Task statement -> Take every line from the records below that includes the word "Altitude".

Given data ->

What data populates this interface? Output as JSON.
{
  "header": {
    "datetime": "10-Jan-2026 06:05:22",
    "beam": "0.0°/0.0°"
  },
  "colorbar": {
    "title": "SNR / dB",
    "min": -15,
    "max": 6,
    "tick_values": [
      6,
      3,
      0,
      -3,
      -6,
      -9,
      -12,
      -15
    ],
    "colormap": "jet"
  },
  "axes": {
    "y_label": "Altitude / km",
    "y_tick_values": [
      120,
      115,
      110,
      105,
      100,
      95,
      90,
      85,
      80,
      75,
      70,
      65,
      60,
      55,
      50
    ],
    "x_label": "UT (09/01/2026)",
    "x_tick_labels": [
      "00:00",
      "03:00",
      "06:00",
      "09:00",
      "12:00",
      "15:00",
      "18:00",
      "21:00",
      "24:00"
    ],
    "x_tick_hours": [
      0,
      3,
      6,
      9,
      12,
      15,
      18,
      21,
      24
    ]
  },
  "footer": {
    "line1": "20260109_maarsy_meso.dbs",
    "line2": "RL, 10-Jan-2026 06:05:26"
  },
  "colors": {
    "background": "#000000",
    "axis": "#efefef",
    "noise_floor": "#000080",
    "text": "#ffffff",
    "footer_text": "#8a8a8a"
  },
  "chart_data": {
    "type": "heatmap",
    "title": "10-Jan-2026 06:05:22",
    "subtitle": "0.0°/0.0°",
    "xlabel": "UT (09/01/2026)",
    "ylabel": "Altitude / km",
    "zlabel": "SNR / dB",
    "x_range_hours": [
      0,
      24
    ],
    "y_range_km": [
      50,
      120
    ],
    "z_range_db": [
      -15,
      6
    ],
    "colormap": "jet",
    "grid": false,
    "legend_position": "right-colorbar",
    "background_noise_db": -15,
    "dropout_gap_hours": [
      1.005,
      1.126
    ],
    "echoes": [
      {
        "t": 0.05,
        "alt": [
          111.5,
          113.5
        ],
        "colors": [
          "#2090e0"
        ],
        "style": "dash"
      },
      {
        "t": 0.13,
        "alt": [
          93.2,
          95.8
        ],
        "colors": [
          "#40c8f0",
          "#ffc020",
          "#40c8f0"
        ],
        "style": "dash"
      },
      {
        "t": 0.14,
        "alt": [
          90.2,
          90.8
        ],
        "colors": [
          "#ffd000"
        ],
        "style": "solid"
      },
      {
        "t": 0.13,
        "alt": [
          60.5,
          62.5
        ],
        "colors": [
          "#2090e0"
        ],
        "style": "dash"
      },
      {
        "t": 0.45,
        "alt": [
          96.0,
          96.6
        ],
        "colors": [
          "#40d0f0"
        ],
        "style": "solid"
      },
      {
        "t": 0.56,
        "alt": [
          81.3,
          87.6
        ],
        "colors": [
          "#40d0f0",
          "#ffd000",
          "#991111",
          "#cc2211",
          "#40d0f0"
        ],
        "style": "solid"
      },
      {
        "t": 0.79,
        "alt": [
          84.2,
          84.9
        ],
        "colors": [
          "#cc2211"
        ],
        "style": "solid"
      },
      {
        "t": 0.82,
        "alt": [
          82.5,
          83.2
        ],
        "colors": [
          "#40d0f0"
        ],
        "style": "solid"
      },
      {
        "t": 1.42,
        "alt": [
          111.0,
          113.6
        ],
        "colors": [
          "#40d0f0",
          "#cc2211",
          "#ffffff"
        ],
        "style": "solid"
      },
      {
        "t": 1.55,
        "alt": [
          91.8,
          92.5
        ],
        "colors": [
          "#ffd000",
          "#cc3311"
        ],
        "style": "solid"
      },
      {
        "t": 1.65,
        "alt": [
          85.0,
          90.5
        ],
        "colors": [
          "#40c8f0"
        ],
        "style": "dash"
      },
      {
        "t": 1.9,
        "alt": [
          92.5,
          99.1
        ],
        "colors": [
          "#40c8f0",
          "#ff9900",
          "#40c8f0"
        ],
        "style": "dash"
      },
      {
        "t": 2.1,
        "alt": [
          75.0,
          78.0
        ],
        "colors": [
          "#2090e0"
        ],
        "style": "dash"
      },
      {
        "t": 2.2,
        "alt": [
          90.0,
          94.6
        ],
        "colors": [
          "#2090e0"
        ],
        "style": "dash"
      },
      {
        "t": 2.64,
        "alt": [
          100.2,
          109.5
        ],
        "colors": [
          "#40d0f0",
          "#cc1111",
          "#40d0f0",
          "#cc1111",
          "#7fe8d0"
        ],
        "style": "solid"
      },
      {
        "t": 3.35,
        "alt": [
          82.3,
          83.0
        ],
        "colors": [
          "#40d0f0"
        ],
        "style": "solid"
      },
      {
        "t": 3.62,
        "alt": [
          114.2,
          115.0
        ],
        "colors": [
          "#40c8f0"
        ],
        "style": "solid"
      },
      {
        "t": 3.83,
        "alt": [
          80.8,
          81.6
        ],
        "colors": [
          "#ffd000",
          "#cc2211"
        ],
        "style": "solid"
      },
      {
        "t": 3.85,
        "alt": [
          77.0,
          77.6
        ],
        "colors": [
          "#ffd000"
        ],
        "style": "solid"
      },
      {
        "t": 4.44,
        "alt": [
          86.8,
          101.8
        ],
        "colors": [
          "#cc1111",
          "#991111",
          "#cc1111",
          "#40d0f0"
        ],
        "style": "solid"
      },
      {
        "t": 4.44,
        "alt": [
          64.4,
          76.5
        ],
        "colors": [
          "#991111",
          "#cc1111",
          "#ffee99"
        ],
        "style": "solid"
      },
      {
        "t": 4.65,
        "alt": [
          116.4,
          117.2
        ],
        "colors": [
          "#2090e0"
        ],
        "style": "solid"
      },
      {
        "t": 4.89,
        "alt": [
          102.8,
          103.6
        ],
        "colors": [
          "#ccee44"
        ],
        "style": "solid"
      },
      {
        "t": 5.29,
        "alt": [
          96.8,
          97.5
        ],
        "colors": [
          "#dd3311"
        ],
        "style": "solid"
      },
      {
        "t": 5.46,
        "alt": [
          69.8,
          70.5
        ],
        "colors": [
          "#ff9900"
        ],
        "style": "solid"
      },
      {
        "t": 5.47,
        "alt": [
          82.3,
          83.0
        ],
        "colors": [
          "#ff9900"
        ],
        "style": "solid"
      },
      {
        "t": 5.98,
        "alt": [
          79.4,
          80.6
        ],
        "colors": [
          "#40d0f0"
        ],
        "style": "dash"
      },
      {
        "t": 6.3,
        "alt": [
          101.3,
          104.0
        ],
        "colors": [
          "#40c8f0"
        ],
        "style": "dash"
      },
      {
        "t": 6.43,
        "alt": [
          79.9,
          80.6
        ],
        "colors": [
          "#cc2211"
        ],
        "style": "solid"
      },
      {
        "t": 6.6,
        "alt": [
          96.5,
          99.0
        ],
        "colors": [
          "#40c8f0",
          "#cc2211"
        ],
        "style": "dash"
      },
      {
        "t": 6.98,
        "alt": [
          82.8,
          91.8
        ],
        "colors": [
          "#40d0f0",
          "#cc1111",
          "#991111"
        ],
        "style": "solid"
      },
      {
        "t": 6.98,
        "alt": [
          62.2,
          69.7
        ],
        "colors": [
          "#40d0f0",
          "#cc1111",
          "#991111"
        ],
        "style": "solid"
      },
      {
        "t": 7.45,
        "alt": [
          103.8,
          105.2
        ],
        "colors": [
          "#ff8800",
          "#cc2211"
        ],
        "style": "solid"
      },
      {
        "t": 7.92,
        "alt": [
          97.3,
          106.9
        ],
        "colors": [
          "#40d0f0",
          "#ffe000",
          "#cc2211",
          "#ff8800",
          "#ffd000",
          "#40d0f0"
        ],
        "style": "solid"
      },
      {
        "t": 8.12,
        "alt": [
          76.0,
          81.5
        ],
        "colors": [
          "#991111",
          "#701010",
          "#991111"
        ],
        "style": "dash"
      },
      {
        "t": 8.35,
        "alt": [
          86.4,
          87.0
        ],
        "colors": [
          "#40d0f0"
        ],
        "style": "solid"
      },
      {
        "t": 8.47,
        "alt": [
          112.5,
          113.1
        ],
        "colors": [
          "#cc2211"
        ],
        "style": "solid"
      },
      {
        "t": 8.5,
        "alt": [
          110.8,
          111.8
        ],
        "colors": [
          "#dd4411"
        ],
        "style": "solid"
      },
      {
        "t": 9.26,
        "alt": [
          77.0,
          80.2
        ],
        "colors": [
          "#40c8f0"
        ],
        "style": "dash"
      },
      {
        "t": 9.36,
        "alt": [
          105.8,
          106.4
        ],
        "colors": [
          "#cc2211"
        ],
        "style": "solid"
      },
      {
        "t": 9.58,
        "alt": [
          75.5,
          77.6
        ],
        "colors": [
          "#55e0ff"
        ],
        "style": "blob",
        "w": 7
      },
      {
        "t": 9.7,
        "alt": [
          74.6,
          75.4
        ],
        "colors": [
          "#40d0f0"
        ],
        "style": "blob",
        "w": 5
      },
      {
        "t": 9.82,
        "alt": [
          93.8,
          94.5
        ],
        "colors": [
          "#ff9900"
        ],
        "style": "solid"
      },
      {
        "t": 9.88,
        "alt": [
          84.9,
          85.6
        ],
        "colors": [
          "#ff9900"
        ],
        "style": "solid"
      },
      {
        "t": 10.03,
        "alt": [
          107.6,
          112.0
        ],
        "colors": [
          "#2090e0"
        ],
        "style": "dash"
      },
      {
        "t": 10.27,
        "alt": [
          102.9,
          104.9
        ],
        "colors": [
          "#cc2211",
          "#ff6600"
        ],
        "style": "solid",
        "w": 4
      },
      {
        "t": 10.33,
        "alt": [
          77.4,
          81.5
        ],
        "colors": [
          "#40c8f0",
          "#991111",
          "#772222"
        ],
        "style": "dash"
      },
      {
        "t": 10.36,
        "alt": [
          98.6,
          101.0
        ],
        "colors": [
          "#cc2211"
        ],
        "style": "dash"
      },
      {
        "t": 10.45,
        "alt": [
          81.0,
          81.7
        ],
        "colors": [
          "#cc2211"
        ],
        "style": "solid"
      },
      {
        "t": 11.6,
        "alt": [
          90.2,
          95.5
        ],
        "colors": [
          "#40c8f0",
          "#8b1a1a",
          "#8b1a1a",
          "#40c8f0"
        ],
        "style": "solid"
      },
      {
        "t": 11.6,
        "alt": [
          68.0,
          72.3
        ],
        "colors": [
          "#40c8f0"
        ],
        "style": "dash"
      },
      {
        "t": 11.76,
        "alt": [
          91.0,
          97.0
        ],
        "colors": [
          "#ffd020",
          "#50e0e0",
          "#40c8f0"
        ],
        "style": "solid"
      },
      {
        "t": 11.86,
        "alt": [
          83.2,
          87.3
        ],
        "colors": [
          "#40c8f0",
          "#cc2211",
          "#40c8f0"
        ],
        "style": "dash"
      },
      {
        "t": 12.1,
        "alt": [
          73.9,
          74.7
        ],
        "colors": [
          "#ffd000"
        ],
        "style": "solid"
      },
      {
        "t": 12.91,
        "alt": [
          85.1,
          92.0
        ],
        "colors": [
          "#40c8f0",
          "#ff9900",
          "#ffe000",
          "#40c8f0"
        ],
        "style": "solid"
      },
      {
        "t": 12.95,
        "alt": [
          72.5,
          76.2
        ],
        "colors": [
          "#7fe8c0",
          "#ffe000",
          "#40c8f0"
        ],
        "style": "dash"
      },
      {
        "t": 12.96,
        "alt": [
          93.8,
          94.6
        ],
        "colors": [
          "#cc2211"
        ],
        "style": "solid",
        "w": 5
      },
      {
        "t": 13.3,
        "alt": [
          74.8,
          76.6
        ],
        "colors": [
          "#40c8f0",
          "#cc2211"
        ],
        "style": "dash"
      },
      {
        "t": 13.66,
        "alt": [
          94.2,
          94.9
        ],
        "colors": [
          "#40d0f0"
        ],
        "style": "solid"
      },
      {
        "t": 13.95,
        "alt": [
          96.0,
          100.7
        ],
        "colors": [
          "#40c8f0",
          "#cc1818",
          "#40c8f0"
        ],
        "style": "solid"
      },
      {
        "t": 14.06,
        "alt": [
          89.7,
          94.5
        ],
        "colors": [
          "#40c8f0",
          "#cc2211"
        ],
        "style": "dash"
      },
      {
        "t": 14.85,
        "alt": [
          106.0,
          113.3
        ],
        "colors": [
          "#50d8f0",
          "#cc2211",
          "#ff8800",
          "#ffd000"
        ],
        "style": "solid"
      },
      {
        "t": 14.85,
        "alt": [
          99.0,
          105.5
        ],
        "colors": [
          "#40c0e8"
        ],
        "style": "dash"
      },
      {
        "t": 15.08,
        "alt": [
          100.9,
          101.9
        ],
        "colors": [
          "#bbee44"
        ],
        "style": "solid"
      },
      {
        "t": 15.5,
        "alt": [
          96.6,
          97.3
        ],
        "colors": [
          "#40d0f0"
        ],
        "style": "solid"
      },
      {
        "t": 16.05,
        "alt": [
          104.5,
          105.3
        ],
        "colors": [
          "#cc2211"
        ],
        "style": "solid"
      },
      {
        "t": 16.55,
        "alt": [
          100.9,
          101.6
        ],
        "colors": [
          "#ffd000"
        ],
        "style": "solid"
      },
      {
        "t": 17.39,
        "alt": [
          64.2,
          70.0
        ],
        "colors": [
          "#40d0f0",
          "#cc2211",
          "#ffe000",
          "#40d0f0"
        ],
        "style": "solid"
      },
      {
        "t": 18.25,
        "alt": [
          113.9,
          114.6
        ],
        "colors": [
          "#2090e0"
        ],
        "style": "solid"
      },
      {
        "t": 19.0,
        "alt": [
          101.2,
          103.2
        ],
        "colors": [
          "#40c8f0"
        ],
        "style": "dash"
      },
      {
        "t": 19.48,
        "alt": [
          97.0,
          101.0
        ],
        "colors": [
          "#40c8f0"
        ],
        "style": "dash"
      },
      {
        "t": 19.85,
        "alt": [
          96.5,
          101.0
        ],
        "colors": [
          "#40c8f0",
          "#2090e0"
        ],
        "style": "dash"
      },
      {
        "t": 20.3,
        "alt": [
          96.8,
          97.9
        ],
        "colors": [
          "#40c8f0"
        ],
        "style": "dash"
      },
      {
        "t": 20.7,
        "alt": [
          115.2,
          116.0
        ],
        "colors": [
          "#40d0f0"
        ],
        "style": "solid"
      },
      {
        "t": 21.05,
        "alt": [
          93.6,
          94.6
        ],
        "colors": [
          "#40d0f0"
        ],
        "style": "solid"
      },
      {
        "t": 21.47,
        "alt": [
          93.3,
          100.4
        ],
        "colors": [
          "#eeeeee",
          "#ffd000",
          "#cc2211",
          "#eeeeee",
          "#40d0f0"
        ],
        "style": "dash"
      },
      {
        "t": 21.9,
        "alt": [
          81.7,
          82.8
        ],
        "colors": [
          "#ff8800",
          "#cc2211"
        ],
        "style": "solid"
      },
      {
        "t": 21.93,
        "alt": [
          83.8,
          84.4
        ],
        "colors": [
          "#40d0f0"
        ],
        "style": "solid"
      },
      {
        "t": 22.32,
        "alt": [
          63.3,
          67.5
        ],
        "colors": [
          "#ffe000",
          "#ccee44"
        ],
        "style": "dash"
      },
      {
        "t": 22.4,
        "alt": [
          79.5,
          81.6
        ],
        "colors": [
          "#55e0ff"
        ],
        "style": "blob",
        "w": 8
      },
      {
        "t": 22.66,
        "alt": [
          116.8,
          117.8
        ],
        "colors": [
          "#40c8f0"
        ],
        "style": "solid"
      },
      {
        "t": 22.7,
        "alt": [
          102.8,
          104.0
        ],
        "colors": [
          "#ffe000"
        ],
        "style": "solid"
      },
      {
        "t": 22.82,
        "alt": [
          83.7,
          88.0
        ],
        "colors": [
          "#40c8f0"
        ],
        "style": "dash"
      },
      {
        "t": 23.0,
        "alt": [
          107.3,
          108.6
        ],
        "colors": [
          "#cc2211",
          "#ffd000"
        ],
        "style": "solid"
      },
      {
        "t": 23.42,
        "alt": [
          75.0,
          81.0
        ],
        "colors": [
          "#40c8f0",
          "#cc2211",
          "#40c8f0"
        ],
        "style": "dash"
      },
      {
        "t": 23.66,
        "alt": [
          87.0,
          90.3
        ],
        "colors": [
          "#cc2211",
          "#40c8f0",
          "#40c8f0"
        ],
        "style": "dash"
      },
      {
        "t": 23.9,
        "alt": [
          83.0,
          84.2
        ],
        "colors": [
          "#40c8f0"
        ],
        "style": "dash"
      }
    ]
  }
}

Response ->
    "y_label": "Altitude / km",
    "ylabel": "Altitude / km",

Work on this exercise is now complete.